Items from an interface collection:
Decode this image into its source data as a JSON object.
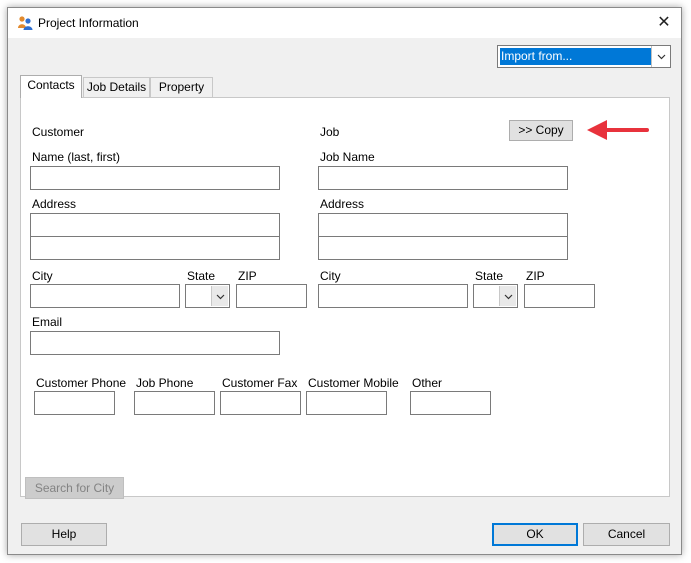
{
  "window": {
    "title": "Project Information",
    "close_glyph": "✕",
    "icon": "people-icon"
  },
  "import": {
    "selected": "Import from..."
  },
  "tabs": [
    {
      "label": "Contacts",
      "active": true
    },
    {
      "label": "Job Details",
      "active": false
    },
    {
      "label": "Property",
      "active": false
    }
  ],
  "copy_button": {
    "label": ">> Copy"
  },
  "annotation": {
    "color": "#e8323c",
    "icon": "arrow-left-icon"
  },
  "customer": {
    "section_label": "Customer",
    "name_label": "Name (last, first)",
    "name_value": "",
    "address_label": "Address",
    "address_line1": "",
    "address_line2": "",
    "city_label": "City",
    "city_value": "",
    "state_label": "State",
    "state_value": "",
    "zip_label": "ZIP",
    "zip_value": "",
    "email_label": "Email",
    "email_value": ""
  },
  "job": {
    "section_label": "Job",
    "name_label": "Job Name",
    "name_value": "",
    "address_label": "Address",
    "address_line1": "",
    "address_line2": "",
    "city_label": "City",
    "city_value": "",
    "state_label": "State",
    "state_value": "",
    "zip_label": "ZIP",
    "zip_value": ""
  },
  "phones": [
    {
      "label": "Customer Phone",
      "value": ""
    },
    {
      "label": "Job Phone",
      "value": ""
    },
    {
      "label": "Customer Fax",
      "value": ""
    },
    {
      "label": "Customer Mobile",
      "value": ""
    },
    {
      "label": "Other",
      "value": ""
    }
  ],
  "search_button": {
    "label": "Search for City",
    "enabled": false
  },
  "footer": {
    "help": "Help",
    "ok": "OK",
    "cancel": "Cancel"
  },
  "colors": {
    "accent": "#0078d7",
    "dialog_bg": "#f0f0f0"
  }
}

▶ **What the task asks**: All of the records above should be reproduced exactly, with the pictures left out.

▶ **Final answer**:
Decode this image into its source data as a JSON object.
{
  "window": {
    "title": "Project Information",
    "close_glyph": "✕",
    "icon": "people-icon"
  },
  "import": {
    "selected": "Import from..."
  },
  "tabs": [
    {
      "label": "Contacts",
      "active": true
    },
    {
      "label": "Job Details",
      "active": false
    },
    {
      "label": "Property",
      "active": false
    }
  ],
  "copy_button": {
    "label": ">> Copy"
  },
  "annotation": {
    "color": "#e8323c",
    "icon": "arrow-left-icon"
  },
  "customer": {
    "section_label": "Customer",
    "name_label": "Name (last, first)",
    "name_value": "",
    "address_label": "Address",
    "address_line1": "",
    "address_line2": "",
    "city_label": "City",
    "city_value": "",
    "state_label": "State",
    "state_value": "",
    "zip_label": "ZIP",
    "zip_value": "",
    "email_label": "Email",
    "email_value": ""
  },
  "job": {
    "section_label": "Job",
    "name_label": "Job Name",
    "name_value": "",
    "address_label": "Address",
    "address_line1": "",
    "address_line2": "",
    "city_label": "City",
    "city_value": "",
    "state_label": "State",
    "state_value": "",
    "zip_label": "ZIP",
    "zip_value": ""
  },
  "phones": [
    {
      "label": "Customer Phone",
      "value": ""
    },
    {
      "label": "Job Phone",
      "value": ""
    },
    {
      "label": "Customer Fax",
      "value": ""
    },
    {
      "label": "Customer Mobile",
      "value": ""
    },
    {
      "label": "Other",
      "value": ""
    }
  ],
  "search_button": {
    "label": "Search for City",
    "enabled": false
  },
  "footer": {
    "help": "Help",
    "ok": "OK",
    "cancel": "Cancel"
  },
  "colors": {
    "accent": "#0078d7",
    "dialog_bg": "#f0f0f0"
  }
}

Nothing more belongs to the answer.